→ TASK PROMPT: The lines of the records that include "value" should all be copied.
PROVIDED INFORMATION START
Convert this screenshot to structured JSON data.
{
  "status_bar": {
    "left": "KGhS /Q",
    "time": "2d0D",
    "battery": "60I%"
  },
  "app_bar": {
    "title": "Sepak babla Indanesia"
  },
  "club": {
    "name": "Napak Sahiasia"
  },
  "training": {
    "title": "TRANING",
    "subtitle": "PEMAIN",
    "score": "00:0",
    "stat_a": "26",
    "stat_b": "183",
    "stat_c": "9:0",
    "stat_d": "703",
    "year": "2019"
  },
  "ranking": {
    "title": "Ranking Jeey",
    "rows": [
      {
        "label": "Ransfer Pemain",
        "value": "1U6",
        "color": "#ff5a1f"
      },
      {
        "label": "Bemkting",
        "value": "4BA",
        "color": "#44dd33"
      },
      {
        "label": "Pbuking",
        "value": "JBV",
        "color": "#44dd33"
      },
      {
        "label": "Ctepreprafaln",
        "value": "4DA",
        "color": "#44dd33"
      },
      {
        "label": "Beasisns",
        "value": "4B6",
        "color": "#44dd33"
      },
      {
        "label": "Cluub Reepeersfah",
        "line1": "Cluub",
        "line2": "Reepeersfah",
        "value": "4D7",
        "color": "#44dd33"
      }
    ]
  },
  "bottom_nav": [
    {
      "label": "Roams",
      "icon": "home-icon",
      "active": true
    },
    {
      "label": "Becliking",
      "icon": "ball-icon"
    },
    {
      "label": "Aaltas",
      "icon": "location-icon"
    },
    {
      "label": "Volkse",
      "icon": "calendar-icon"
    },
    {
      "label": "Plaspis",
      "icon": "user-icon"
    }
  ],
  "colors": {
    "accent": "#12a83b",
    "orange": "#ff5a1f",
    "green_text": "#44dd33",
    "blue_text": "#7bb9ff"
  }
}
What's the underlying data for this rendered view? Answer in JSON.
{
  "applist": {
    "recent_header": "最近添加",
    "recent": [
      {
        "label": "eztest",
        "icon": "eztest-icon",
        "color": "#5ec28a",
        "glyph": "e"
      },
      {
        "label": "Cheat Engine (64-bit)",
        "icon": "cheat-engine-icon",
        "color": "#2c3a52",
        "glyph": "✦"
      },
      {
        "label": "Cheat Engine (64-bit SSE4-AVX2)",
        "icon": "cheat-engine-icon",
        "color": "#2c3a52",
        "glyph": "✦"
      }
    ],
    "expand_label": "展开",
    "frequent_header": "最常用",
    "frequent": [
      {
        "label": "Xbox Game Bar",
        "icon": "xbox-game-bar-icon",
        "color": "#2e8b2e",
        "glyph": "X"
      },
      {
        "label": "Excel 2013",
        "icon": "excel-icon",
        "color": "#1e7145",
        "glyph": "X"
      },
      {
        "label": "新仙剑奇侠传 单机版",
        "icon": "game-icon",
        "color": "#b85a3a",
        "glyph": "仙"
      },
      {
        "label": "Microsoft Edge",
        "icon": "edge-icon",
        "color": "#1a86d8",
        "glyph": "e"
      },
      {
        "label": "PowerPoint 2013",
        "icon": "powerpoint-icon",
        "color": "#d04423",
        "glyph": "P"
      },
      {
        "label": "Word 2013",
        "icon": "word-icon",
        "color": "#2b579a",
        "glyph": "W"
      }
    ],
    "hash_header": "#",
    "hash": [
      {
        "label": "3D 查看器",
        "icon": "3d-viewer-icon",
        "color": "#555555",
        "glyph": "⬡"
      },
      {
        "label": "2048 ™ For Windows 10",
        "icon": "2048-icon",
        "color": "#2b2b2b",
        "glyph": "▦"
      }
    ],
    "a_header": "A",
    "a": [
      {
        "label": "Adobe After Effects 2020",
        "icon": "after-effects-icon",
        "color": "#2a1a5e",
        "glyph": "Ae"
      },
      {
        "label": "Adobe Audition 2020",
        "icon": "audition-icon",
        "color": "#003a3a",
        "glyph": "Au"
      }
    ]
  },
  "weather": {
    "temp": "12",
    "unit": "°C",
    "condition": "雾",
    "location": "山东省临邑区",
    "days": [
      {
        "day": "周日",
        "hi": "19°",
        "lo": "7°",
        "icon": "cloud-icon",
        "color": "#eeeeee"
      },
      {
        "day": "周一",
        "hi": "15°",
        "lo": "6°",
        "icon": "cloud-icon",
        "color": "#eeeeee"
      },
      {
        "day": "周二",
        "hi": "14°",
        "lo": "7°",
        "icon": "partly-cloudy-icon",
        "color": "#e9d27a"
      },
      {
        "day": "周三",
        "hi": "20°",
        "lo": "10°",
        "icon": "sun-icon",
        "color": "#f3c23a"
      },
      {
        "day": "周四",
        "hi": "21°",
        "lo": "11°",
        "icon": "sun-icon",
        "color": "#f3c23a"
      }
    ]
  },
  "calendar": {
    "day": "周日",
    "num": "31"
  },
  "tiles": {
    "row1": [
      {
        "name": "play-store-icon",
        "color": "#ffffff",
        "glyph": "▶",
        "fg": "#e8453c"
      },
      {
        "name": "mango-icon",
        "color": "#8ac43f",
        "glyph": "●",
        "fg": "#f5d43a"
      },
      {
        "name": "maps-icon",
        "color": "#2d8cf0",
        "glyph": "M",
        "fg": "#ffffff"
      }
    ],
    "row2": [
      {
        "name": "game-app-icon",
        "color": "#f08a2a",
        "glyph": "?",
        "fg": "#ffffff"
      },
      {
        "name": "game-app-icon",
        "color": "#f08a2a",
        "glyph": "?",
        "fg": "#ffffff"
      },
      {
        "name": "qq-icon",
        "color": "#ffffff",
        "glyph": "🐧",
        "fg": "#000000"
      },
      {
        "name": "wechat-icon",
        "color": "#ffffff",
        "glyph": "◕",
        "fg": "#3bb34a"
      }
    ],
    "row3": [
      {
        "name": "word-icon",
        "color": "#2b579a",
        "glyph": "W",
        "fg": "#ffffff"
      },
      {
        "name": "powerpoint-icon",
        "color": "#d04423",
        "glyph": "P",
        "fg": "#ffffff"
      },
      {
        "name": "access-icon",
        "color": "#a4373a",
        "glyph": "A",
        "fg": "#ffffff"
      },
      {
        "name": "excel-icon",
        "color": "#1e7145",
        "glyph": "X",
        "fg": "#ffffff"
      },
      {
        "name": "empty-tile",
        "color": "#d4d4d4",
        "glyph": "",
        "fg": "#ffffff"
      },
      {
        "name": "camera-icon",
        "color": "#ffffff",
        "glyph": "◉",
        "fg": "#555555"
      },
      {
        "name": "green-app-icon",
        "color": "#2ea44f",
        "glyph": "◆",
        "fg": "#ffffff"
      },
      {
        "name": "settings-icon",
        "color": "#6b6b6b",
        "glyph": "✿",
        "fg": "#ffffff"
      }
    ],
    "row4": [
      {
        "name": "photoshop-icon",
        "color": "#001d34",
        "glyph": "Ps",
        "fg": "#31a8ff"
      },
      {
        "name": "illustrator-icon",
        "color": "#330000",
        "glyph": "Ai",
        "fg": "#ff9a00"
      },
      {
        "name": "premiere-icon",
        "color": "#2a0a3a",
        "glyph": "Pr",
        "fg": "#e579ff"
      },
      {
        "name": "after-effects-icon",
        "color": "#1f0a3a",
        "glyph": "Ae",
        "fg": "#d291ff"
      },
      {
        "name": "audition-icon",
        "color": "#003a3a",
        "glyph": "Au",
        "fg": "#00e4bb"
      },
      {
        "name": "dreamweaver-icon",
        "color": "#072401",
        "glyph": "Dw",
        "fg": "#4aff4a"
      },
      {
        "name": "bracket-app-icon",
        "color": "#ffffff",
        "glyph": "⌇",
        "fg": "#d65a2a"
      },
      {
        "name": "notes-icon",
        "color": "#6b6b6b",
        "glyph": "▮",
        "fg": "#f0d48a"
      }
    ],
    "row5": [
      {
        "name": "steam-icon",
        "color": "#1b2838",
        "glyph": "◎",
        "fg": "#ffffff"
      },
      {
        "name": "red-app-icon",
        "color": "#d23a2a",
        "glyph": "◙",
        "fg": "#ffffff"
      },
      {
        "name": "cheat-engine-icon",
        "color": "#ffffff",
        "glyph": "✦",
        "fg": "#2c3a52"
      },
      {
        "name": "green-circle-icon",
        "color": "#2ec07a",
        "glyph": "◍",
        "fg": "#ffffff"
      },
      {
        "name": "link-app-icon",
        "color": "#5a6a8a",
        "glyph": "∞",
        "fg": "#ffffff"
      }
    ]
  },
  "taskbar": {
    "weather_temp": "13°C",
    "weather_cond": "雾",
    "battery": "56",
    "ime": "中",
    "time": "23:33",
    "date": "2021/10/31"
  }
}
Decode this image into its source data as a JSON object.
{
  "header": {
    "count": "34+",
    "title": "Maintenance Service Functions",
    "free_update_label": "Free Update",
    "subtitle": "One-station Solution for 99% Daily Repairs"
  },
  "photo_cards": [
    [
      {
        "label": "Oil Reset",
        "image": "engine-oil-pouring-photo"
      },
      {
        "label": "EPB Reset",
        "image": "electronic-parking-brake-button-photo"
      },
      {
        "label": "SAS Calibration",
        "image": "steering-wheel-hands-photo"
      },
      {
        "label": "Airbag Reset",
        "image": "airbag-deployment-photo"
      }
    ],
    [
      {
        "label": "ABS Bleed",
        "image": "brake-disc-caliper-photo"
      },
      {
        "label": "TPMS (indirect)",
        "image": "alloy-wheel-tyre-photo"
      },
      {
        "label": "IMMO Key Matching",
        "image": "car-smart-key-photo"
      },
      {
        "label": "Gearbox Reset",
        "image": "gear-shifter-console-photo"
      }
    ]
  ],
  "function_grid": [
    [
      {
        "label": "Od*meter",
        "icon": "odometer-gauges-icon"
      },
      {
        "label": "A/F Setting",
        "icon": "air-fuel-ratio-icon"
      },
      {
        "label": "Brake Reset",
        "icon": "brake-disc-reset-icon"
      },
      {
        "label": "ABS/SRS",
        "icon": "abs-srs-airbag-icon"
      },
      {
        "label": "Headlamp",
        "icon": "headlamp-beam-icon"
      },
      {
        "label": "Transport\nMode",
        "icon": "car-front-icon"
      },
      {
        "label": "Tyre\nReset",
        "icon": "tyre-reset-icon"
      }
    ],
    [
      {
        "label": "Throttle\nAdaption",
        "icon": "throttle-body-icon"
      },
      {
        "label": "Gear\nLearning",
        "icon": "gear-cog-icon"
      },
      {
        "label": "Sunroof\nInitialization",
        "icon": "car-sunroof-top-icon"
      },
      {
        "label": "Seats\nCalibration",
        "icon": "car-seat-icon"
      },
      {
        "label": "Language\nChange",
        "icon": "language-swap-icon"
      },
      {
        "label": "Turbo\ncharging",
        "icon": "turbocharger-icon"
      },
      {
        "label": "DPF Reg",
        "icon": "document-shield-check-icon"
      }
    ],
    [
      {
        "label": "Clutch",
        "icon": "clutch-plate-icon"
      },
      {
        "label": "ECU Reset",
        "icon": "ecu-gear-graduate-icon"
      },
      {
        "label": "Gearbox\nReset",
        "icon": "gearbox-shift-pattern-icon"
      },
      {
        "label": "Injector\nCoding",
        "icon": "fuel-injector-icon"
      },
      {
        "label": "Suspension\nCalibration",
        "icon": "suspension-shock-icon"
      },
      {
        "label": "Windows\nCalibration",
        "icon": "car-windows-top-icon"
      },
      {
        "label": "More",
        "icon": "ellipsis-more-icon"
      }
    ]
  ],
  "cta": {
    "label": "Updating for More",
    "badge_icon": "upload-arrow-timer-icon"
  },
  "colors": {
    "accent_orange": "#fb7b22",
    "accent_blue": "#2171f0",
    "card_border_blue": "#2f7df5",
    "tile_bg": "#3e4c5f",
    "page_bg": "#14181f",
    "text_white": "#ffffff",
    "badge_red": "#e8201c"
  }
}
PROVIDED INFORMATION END
→ ANSWER BOX:
        "value": "1U6",
        "value": "4BA",
        "value": "JBV",
        "value": "4DA",
        "value": "4B6",
        "value": "4D7",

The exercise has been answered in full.